As the hail started to come down heavy, I pulled into a parking lot to wait out what I thought would be a short storm. As the hail kept coming…and coming…and coming, I realized that I was going to have to make a break for it or we might never make it back to our desks. So, I pulled out of the parking lot and slowly made my way back to the main road. At this point, several inches of hail had fallen and turned the roads into a slushy wet mess. Cars passing me would envelope my car with the watery hail mix which was, in a word, awesome (insert sarcastic look and/or withering stare here).
As you can imagine, my windshield wipers were going furiously to keep up with the water from above and around me. And then my windshield wipers just STOPPED WORKING. First of all, I didn’t know that was an option. They have ONE JOB. Second of all, driving without being able to see where you’re going is completely terrifying. With my friend Kendall riding shot-gun and my friend Katie in the back seat, I must have inspired a lot of confidence in my driving ability. I just kept saying “I can’t see, guys! I really can’t see!”
And then I did what I always do…it says so on my resume…I problem solved.
Problem: I can’t see through the windshield.
My Brain’s Solution: Roll down the window and stick your head out so you can see the road.
I still stand by my assessment of the problem. That being said, trying to drive without go-go-Gadget arms with your head hanging out the window is…difficult. Also, let’s just take into account that it was STILL hailing. So, yeah. Hail hurts.
In that moment, one of the girls gently suggested that we pull to the side of the road. Luckily, there was a left turn lane into a building that was unoccupied.
Fully prepared to do what I needed to to make it out of this situation alive, I grabbed my ice scraper (because as a Colorado dweller, it’s not safe to put those suckers away until at LEAST June) and went to town on the hail that had built up into a nice ice sculpture on my windshield. The rain and the hail came down on my head. The slush took up residence in my cute-but-not-altogether-weather-appropriate flats. I worked fervishly and finally freed the windshield wiper blades from their prison.

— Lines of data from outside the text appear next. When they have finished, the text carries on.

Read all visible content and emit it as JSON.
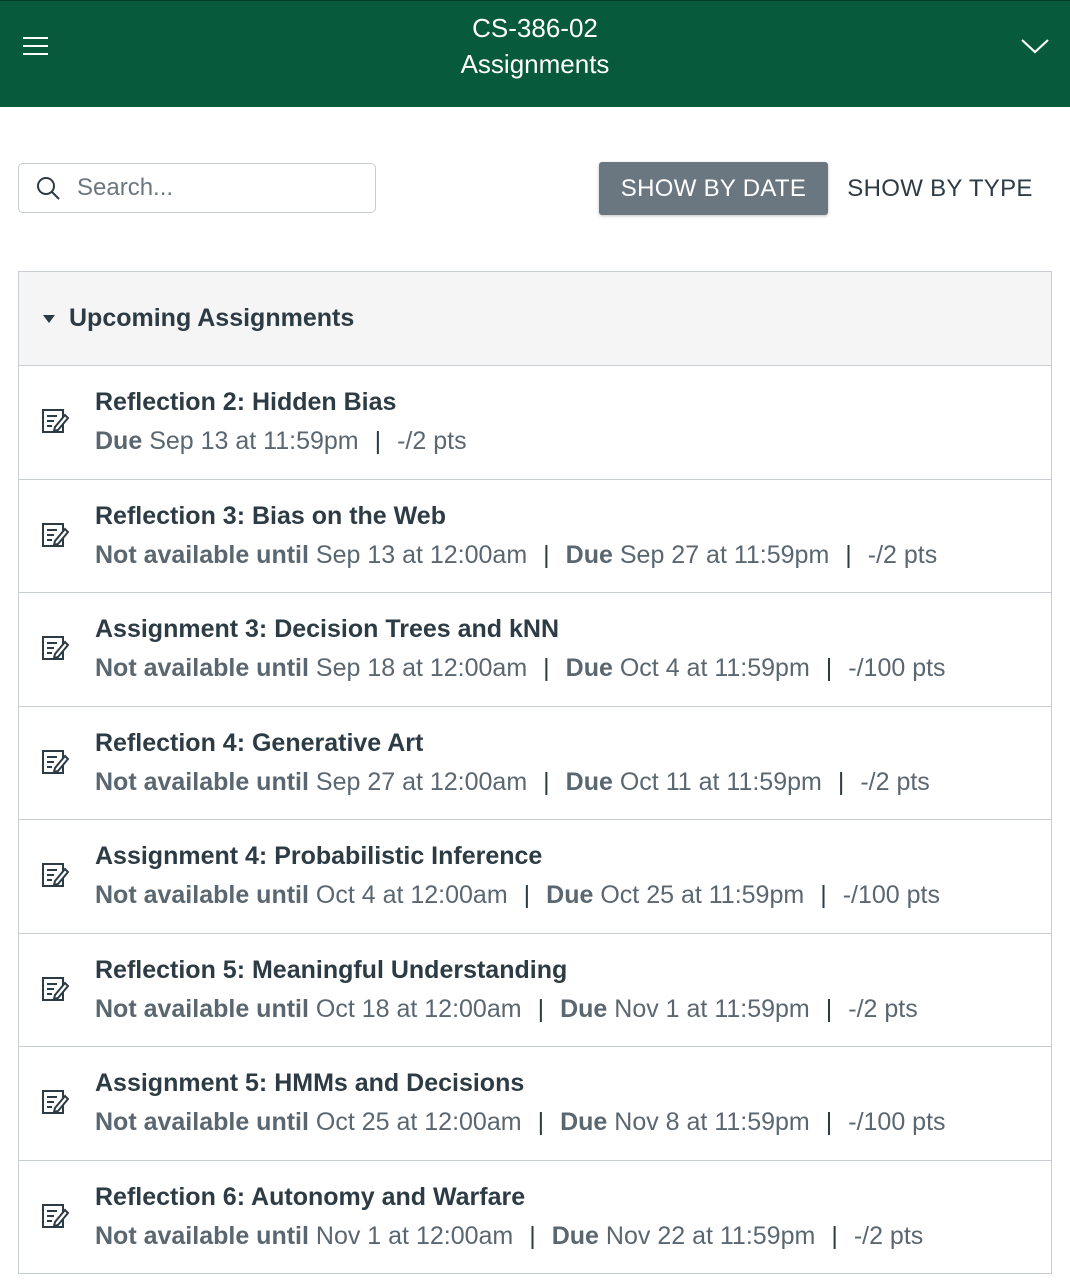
{
  "header": {
    "course": "CS-386-02",
    "page": "Assignments"
  },
  "search": {
    "placeholder": "Search..."
  },
  "toggles": {
    "by_date": "SHOW BY DATE",
    "by_type": "SHOW BY TYPE"
  },
  "group": {
    "title": "Upcoming Assignments"
  },
  "labels": {
    "not_available": "Not available until",
    "due": "Due"
  },
  "assignments": [
    {
      "name": "Reflection 2: Hidden Bias",
      "available": "",
      "due": "Sep 13 at 11:59pm",
      "points": "-/2 pts"
    },
    {
      "name": "Reflection 3: Bias on the Web",
      "available": "Sep 13 at 12:00am",
      "due": "Sep 27 at 11:59pm",
      "points": "-/2 pts"
    },
    {
      "name": "Assignment 3: Decision Trees and kNN",
      "available": "Sep 18 at 12:00am",
      "due": "Oct 4 at 11:59pm",
      "points": "-/100 pts"
    },
    {
      "name": "Reflection 4: Generative Art",
      "available": "Sep 27 at 12:00am",
      "due": "Oct 11 at 11:59pm",
      "points": "-/2 pts"
    },
    {
      "name": "Assignment 4: Probabilistic Inference",
      "available": "Oct 4 at 12:00am",
      "due": "Oct 25 at 11:59pm",
      "points": "-/100 pts"
    },
    {
      "name": "Reflection 5: Meaningful Understanding",
      "available": "Oct 18 at 12:00am",
      "due": "Nov 1 at 11:59pm",
      "points": "-/2 pts"
    },
    {
      "name": "Assignment 5: HMMs and Decisions",
      "available": "Oct 25 at 12:00am",
      "due": "Nov 8 at 11:59pm",
      "points": "-/100 pts"
    },
    {
      "name": "Reflection 6: Autonomy and Warfare",
      "available": "Nov 1 at 12:00am",
      "due": "Nov 22 at 11:59pm",
      "points": "-/2 pts"
    }
  ],
  "colors": {
    "header_bg": "#075a3c",
    "active_toggle": "#6b7780"
  },
  "icons": {
    "menu": "hamburger-icon",
    "expand": "chevron-down-icon",
    "search": "search-icon",
    "group": "caret-down-icon",
    "assignment": "assignment-icon"
  }
}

I dove back into the drivers seat, soaked from head to toe, and then realized…I was wearing a rain coat. With a HOOD. Word to the wise – a hood only protects you if you actually pull it onto your head. #lifelessonswithAmy You are most welcome.
But after that traumatic experience, I decided to get alerts on my phone from The Weather Channel. Seems like a solid plan, right? I’d like to give you real life examples of some of the alerts I’ve gotten in the past two weeks. Always accompanied by a pleasant chime, by the way.
Example A : “The rain will start at 10:48 am. Rain will be light.”
Listen, I appreciate details more than most people. AND I appreciate you, Mr. Weather Channel, caring so much about me that you’d like alert me to any moisture headed my way. However, more often than not the rain does NOT start on schedule. Leaving me to wonder…what was the point of being so specific about the timing?
Example B: “Lightening struck 2 miles northeast of your location. Make your move to safety now. Tap for map.”
Wow. Where to even start? Well, I should let you know that I think this is the most frequent alert I get. But I don’t understand what I’m supposed to do with the information. I know that you head to the basement or storm shelter in case of tornado. I know that you make your way under a sturdy piece of furniture during an earthquake. I guess with lightening you “tap for map”. Good to know.
Well, that’s all the weather-related items we have time for tonight. As I leave you, just remember…safety first, kids!